# Task item:
Reproduce the records below exactly; no pictures.
** Records for this exercise follows **
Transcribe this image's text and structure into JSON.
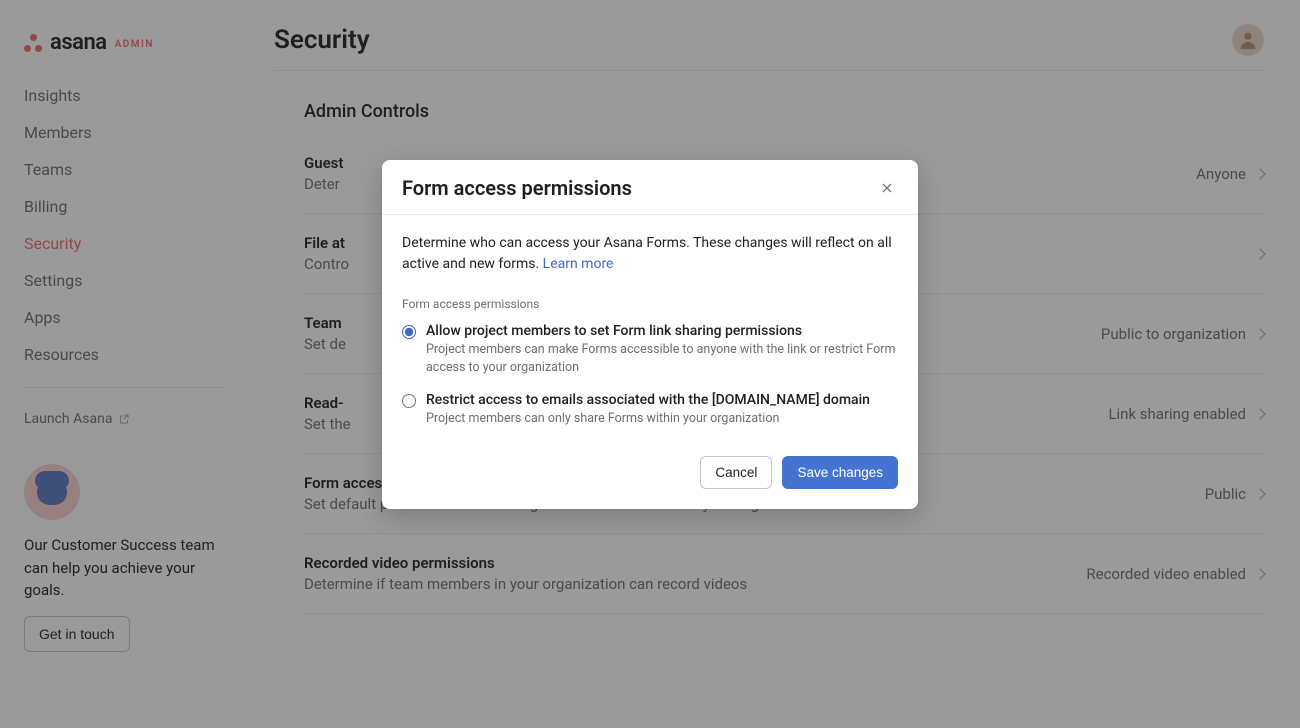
{
  "brand": {
    "name": "asana",
    "tag": "ADMIN"
  },
  "sidebar": {
    "items": [
      {
        "label": "Insights"
      },
      {
        "label": "Members"
      },
      {
        "label": "Teams"
      },
      {
        "label": "Billing"
      },
      {
        "label": "Security"
      },
      {
        "label": "Settings"
      },
      {
        "label": "Apps"
      },
      {
        "label": "Resources"
      }
    ],
    "active_index": 4,
    "launch_label": "Launch Asana",
    "cs_text": "Our Customer Success team can help you achieve your goals.",
    "cs_button": "Get in touch"
  },
  "header": {
    "title": "Security"
  },
  "section": {
    "heading": "Admin Controls",
    "rows": [
      {
        "title": "Guest",
        "desc": "Deter",
        "value": "Anyone"
      },
      {
        "title": "File at",
        "desc": "Contro",
        "value": ""
      },
      {
        "title": "Team",
        "desc": "Set de",
        "value": "Public to organization"
      },
      {
        "title": "Read-",
        "desc": "Set the",
        "value": "Link sharing enabled"
      },
      {
        "title": "Form access permissions",
        "desc": "Set default permission on accesing Forms within or outside your Organization",
        "value": "Public"
      },
      {
        "title": "Recorded video permissions",
        "desc": "Determine if team members in your organization can record videos",
        "value": "Recorded video enabled"
      }
    ]
  },
  "modal": {
    "title": "Form access permissions",
    "description": "Determine who can access your Asana Forms. These changes will reflect on all active and new forms. ",
    "learn_more": "Learn more",
    "field_label": "Form access permissions",
    "option1": {
      "title": "Allow project members to set Form link sharing permissions",
      "desc": "Project members can make Forms accessible to anyone with the link or restrict Form access to your organization"
    },
    "option2": {
      "title": "Restrict access to emails associated with the [DOMAIN_NAME] domain",
      "desc": "Project members can only share Forms within your organization"
    },
    "cancel": "Cancel",
    "save": "Save changes"
  }
}
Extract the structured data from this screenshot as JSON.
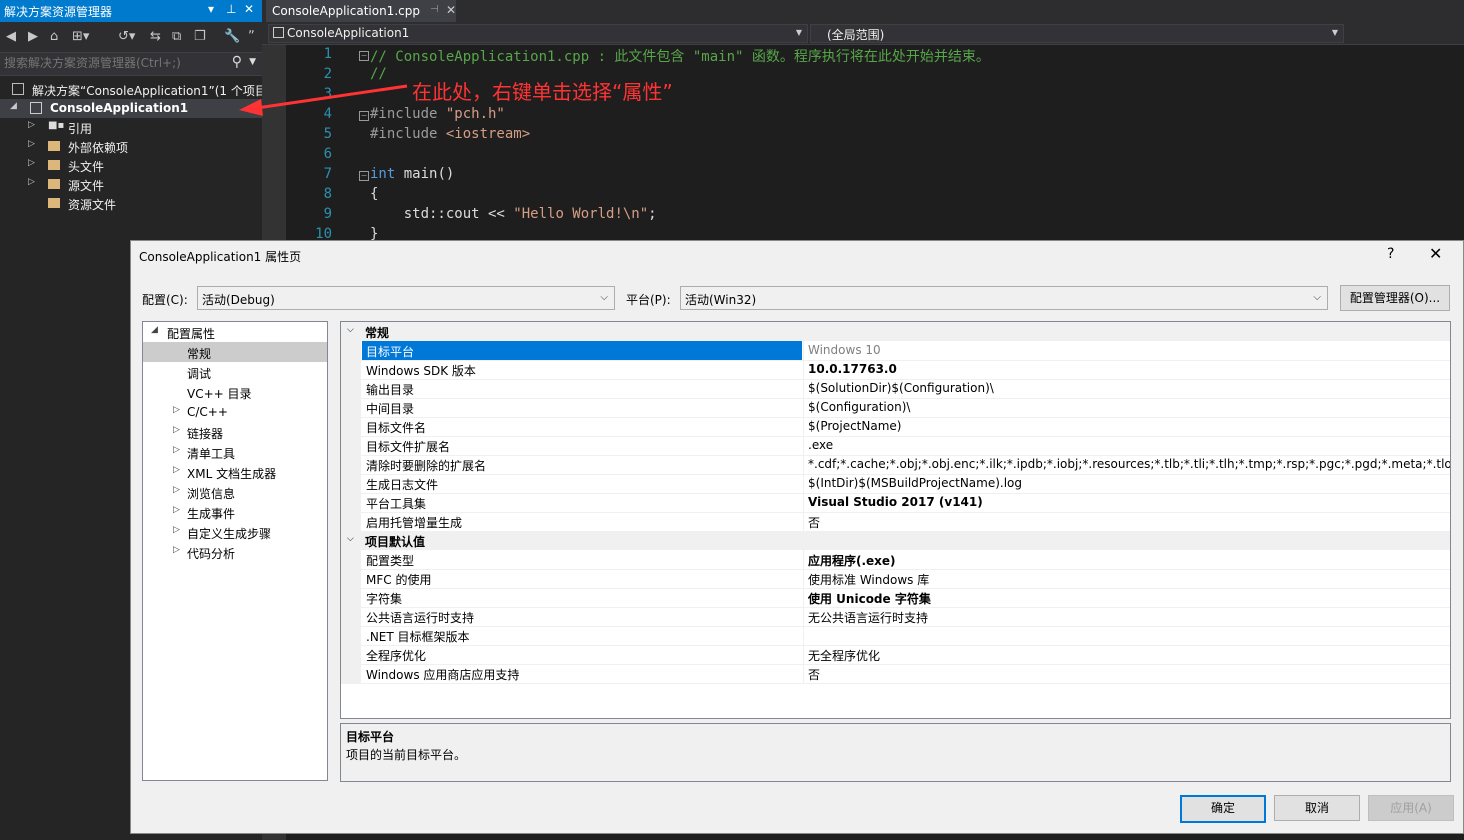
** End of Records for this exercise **
# Answer for the task:
Transcribe this image's text and structure into JSON.
{
  "brand": {
    "name": "asana",
    "tag": "ADMIN"
  },
  "sidebar": {
    "items": [
      {
        "label": "Insights"
      },
      {
        "label": "Members"
      },
      {
        "label": "Teams"
      },
      {
        "label": "Billing"
      },
      {
        "label": "Security"
      },
      {
        "label": "Settings"
      },
      {
        "label": "Apps"
      },
      {
        "label": "Resources"
      }
    ],
    "active_index": 4,
    "launch_label": "Launch Asana",
    "cs_text": "Our Customer Success team can help you achieve your goals.",
    "cs_button": "Get in touch"
  },
  "header": {
    "title": "Security"
  },
  "section": {
    "heading": "Admin Controls",
    "rows": [
      {
        "title": "Guest",
        "desc": "Deter",
        "value": "Anyone"
      },
      {
        "title": "File at",
        "desc": "Contro",
        "value": ""
      },
      {
        "title": "Team",
        "desc": "Set de",
        "value": "Public to organization"
      },
      {
        "title": "Read-",
        "desc": "Set the",
        "value": "Link sharing enabled"
      },
      {
        "title": "Form access permissions",
        "desc": "Set default permission on accesing Forms within or outside your Organization",
        "value": "Public"
      },
      {
        "title": "Recorded video permissions",
        "desc": "Determine if team members in your organization can record videos",
        "value": "Recorded video enabled"
      }
    ]
  },
  "modal": {
    "title": "Form access permissions",
    "description": "Determine who can access your Asana Forms. These changes will reflect on all active and new forms. ",
    "learn_more": "Learn more",
    "field_label": "Form access permissions",
    "option1": {
      "title": "Allow project members to set Form link sharing permissions",
      "desc": "Project members can make Forms accessible to anyone with the link or restrict Form access to your organization"
    },
    "option2": {
      "title": "Restrict access to emails associated with the [DOMAIN_NAME] domain",
      "desc": "Project members can only share Forms within your organization"
    },
    "cancel": "Cancel",
    "save": "Save changes"
  }
}
Extract the structured data from this screenshot as JSON.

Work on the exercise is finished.